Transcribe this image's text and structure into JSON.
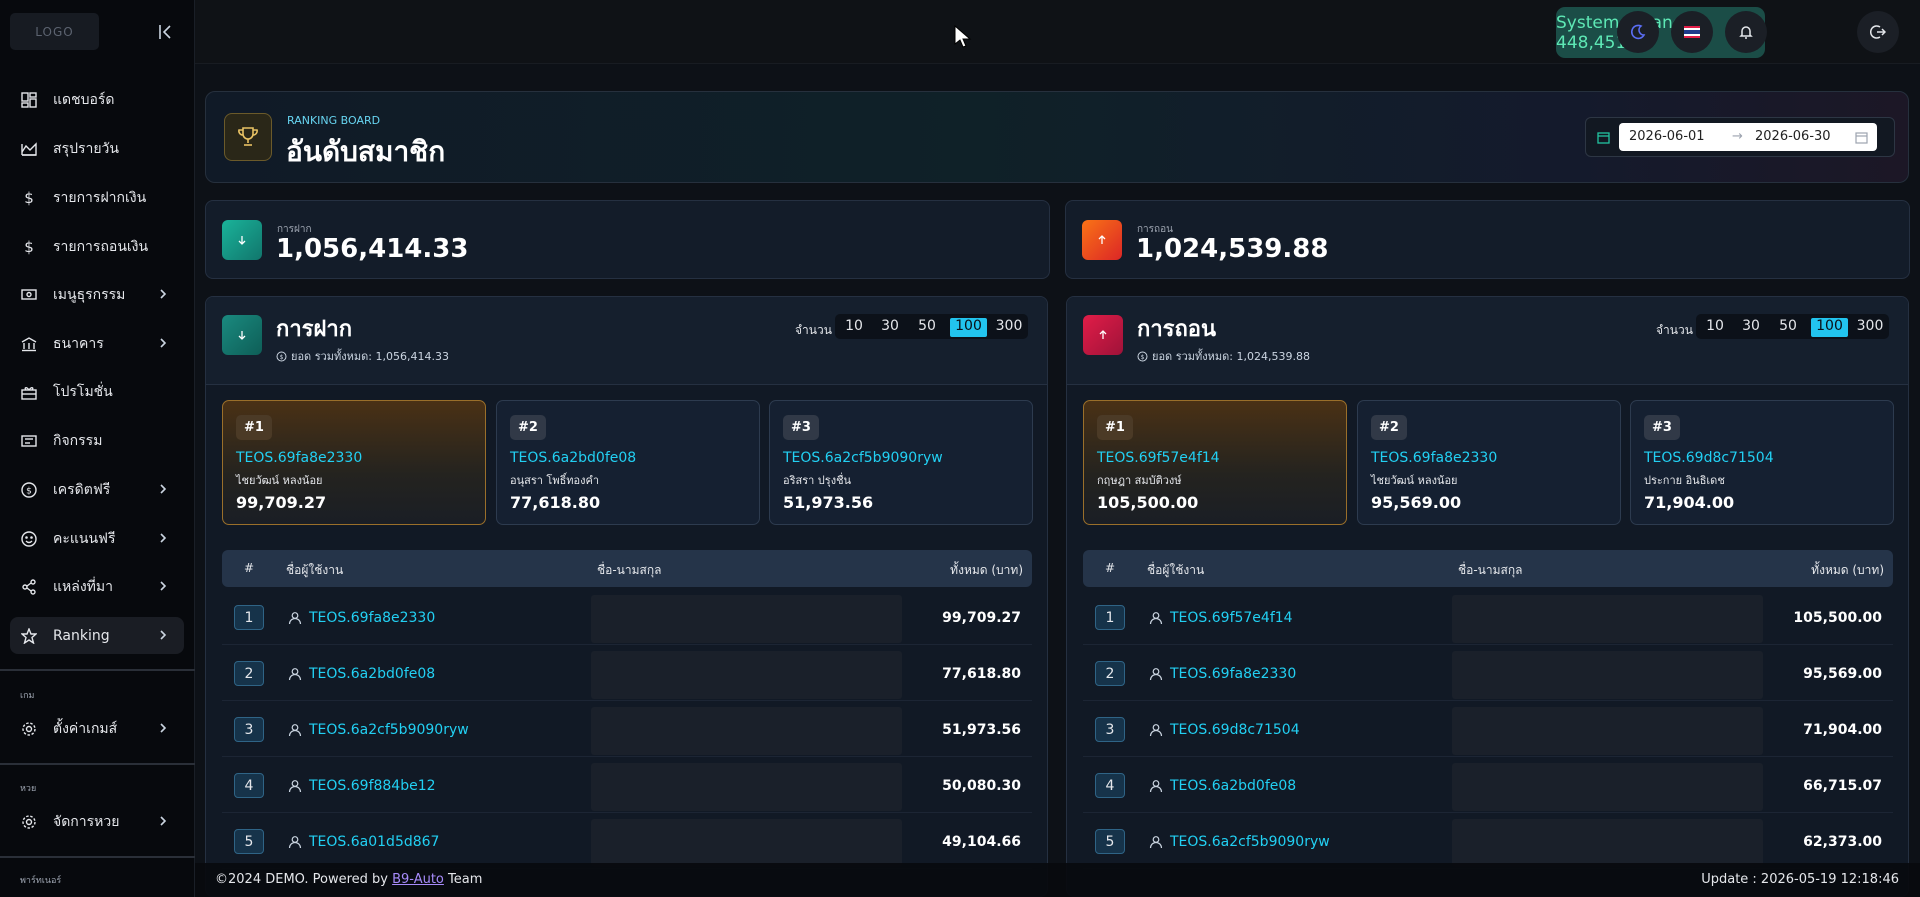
{
  "sidebar": {
    "logo": "LOGO",
    "items": [
      {
        "label": "แดชบอร์ด"
      },
      {
        "label": "สรุปรายวัน"
      },
      {
        "label": "รายการฝากเงิน"
      },
      {
        "label": "รายการถอนเงิน"
      },
      {
        "label": "เมนูธุรกรรม"
      },
      {
        "label": "ธนาคาร"
      },
      {
        "label": "โปรโมชั่น"
      },
      {
        "label": "กิจกรรม"
      },
      {
        "label": "เครดิตฟรี"
      },
      {
        "label": "คะแนนฟรี"
      },
      {
        "label": "แหล่งที่มา"
      },
      {
        "label": "Ranking"
      }
    ],
    "section_game": "เกม",
    "game_settings": "ตั้งค่าเกมส์",
    "section_lotto": "หวย",
    "lotto_manage": "จัดการหวย",
    "section_partner": "พาร์ทเนอร์"
  },
  "topbar": {
    "balance": "System Balance : 448,451.32",
    "separator": "|"
  },
  "hero": {
    "subtitle": "RANKING BOARD",
    "title": "อันดับสมาชิก",
    "date_from": "2026-06-01",
    "date_arrow": "→",
    "date_to": "2026-06-30"
  },
  "stats": {
    "deposit": {
      "label": "การฝาก",
      "value": "1,056,414.33"
    },
    "withdraw": {
      "label": "การถอน",
      "value": "1,024,539.88"
    }
  },
  "panels": {
    "deposit": {
      "title": "การฝาก",
      "total": "ยอด  รวมทั้งหมด: 1,056,414.33",
      "count_label": "จำนวน",
      "counts": [
        "10",
        "30",
        "50",
        "100",
        "300"
      ],
      "top3": [
        {
          "rank": "#1",
          "id": "TEOS.69fa8e2330",
          "name": "ไชยวัฒน์ หลงน้อย",
          "amount": "99,709.27"
        },
        {
          "rank": "#2",
          "id": "TEOS.6a2bd0fe08",
          "name": "อนุสรา โพธิ์ทองคำ",
          "amount": "77,618.80"
        },
        {
          "rank": "#3",
          "id": "TEOS.6a2cf5b9090ryw",
          "name": "อริสรา ปรุงชื่น",
          "amount": "51,973.56"
        }
      ],
      "headers": {
        "no": "#",
        "user": "ชื่อผู้ใช้งาน",
        "name": "ชื่อ-นามสกุล",
        "total": "ทั้งหมด (บาท)"
      },
      "rows": [
        {
          "no": "1",
          "id": "TEOS.69fa8e2330",
          "amount": "99,709.27"
        },
        {
          "no": "2",
          "id": "TEOS.6a2bd0fe08",
          "amount": "77,618.80"
        },
        {
          "no": "3",
          "id": "TEOS.6a2cf5b9090ryw",
          "amount": "51,973.56"
        },
        {
          "no": "4",
          "id": "TEOS.69f884be12",
          "amount": "50,080.30"
        },
        {
          "no": "5",
          "id": "TEOS.6a01d5d867",
          "amount": "49,104.66"
        }
      ]
    },
    "withdraw": {
      "title": "การถอน",
      "total": "ยอด  รวมทั้งหมด: 1,024,539.88",
      "count_label": "จำนวน",
      "counts": [
        "10",
        "30",
        "50",
        "100",
        "300"
      ],
      "top3": [
        {
          "rank": "#1",
          "id": "TEOS.69f57e4f14",
          "name": "กฤษฎา สมบัติวงษ์",
          "amount": "105,500.00"
        },
        {
          "rank": "#2",
          "id": "TEOS.69fa8e2330",
          "name": "ไชยวัฒน์ หลงน้อย",
          "amount": "95,569.00"
        },
        {
          "rank": "#3",
          "id": "TEOS.69d8c71504",
          "name": "ประกาย อินธิเดช",
          "amount": "71,904.00"
        }
      ],
      "headers": {
        "no": "#",
        "user": "ชื่อผู้ใช้งาน",
        "name": "ชื่อ-นามสกุล",
        "total": "ทั้งหมด (บาท)"
      },
      "rows": [
        {
          "no": "1",
          "id": "TEOS.69f57e4f14",
          "amount": "105,500.00"
        },
        {
          "no": "2",
          "id": "TEOS.69fa8e2330",
          "amount": "95,569.00"
        },
        {
          "no": "3",
          "id": "TEOS.69d8c71504",
          "amount": "71,904.00"
        },
        {
          "no": "4",
          "id": "TEOS.6a2bd0fe08",
          "amount": "66,715.07"
        },
        {
          "no": "5",
          "id": "TEOS.6a2cf5b9090ryw",
          "amount": "62,373.00"
        }
      ]
    }
  },
  "footer": {
    "copyright_prefix": "©2024 DEMO. Powered by ",
    "link": "B9-Auto",
    "copyright_suffix": " Team",
    "update": "Update : 2026-05-19 12:18:46"
  }
}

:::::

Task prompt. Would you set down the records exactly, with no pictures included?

Exercise answer.
Transcribe this image's text and structure into JSON.
{
  "sidebar": {
    "logo": "LOGO",
    "items": [
      {
        "label": "แดชบอร์ด"
      },
      {
        "label": "สรุปรายวัน"
      },
      {
        "label": "รายการฝากเงิน"
      },
      {
        "label": "รายการถอนเงิน"
      },
      {
        "label": "เมนูธุรกรรม"
      },
      {
        "label": "ธนาคาร"
      },
      {
        "label": "โปรโมชั่น"
      },
      {
        "label": "กิจกรรม"
      },
      {
        "label": "เครดิตฟรี"
      },
      {
        "label": "คะแนนฟรี"
      },
      {
        "label": "แหล่งที่มา"
      },
      {
        "label": "Ranking"
      }
    ],
    "section_game": "เกม",
    "game_settings": "ตั้งค่าเกมส์",
    "section_lotto": "หวย",
    "lotto_manage": "จัดการหวย",
    "section_partner": "พาร์ทเนอร์"
  },
  "topbar": {
    "balance": "System Balance : 448,451.32",
    "separator": "|"
  },
  "hero": {
    "subtitle": "RANKING BOARD",
    "title": "อันดับสมาชิก",
    "date_from": "2026-06-01",
    "date_arrow": "→",
    "date_to": "2026-06-30"
  },
  "stats": {
    "deposit": {
      "label": "การฝาก",
      "value": "1,056,414.33"
    },
    "withdraw": {
      "label": "การถอน",
      "value": "1,024,539.88"
    }
  },
  "panels": {
    "deposit": {
      "title": "การฝาก",
      "total": "ยอด  รวมทั้งหมด: 1,056,414.33",
      "count_label": "จำนวน",
      "counts": [
        "10",
        "30",
        "50",
        "100",
        "300"
      ],
      "top3": [
        {
          "rank": "#1",
          "id": "TEOS.69fa8e2330",
          "name": "ไชยวัฒน์ หลงน้อย",
          "amount": "99,709.27"
        },
        {
          "rank": "#2",
          "id": "TEOS.6a2bd0fe08",
          "name": "อนุสรา โพธิ์ทองคำ",
          "amount": "77,618.80"
        },
        {
          "rank": "#3",
          "id": "TEOS.6a2cf5b9090ryw",
          "name": "อริสรา ปรุงชื่น",
          "amount": "51,973.56"
        }
      ],
      "headers": {
        "no": "#",
        "user": "ชื่อผู้ใช้งาน",
        "name": "ชื่อ-นามสกุล",
        "total": "ทั้งหมด (บาท)"
      },
      "rows": [
        {
          "no": "1",
          "id": "TEOS.69fa8e2330",
          "amount": "99,709.27"
        },
        {
          "no": "2",
          "id": "TEOS.6a2bd0fe08",
          "amount": "77,618.80"
        },
        {
          "no": "3",
          "id": "TEOS.6a2cf5b9090ryw",
          "amount": "51,973.56"
        },
        {
          "no": "4",
          "id": "TEOS.69f884be12",
          "amount": "50,080.30"
        },
        {
          "no": "5",
          "id": "TEOS.6a01d5d867",
          "amount": "49,104.66"
        }
      ]
    },
    "withdraw": {
      "title": "การถอน",
      "total": "ยอด  รวมทั้งหมด: 1,024,539.88",
      "count_label": "จำนวน",
      "counts": [
        "10",
        "30",
        "50",
        "100",
        "300"
      ],
      "top3": [
        {
          "rank": "#1",
          "id": "TEOS.69f57e4f14",
          "name": "กฤษฎา สมบัติวงษ์",
          "amount": "105,500.00"
        },
        {
          "rank": "#2",
          "id": "TEOS.69fa8e2330",
          "name": "ไชยวัฒน์ หลงน้อย",
          "amount": "95,569.00"
        },
        {
          "rank": "#3",
          "id": "TEOS.69d8c71504",
          "name": "ประกาย อินธิเดช",
          "amount": "71,904.00"
        }
      ],
      "headers": {
        "no": "#",
        "user": "ชื่อผู้ใช้งาน",
        "name": "ชื่อ-นามสกุล",
        "total": "ทั้งหมด (บาท)"
      },
      "rows": [
        {
          "no": "1",
          "id": "TEOS.69f57e4f14",
          "amount": "105,500.00"
        },
        {
          "no": "2",
          "id": "TEOS.69fa8e2330",
          "amount": "95,569.00"
        },
        {
          "no": "3",
          "id": "TEOS.69d8c71504",
          "amount": "71,904.00"
        },
        {
          "no": "4",
          "id": "TEOS.6a2bd0fe08",
          "amount": "66,715.07"
        },
        {
          "no": "5",
          "id": "TEOS.6a2cf5b9090ryw",
          "amount": "62,373.00"
        }
      ]
    }
  },
  "footer": {
    "copyright_prefix": "©2024 DEMO. Powered by ",
    "link": "B9-Auto",
    "copyright_suffix": " Team",
    "update": "Update : 2026-05-19 12:18:46"
  }
}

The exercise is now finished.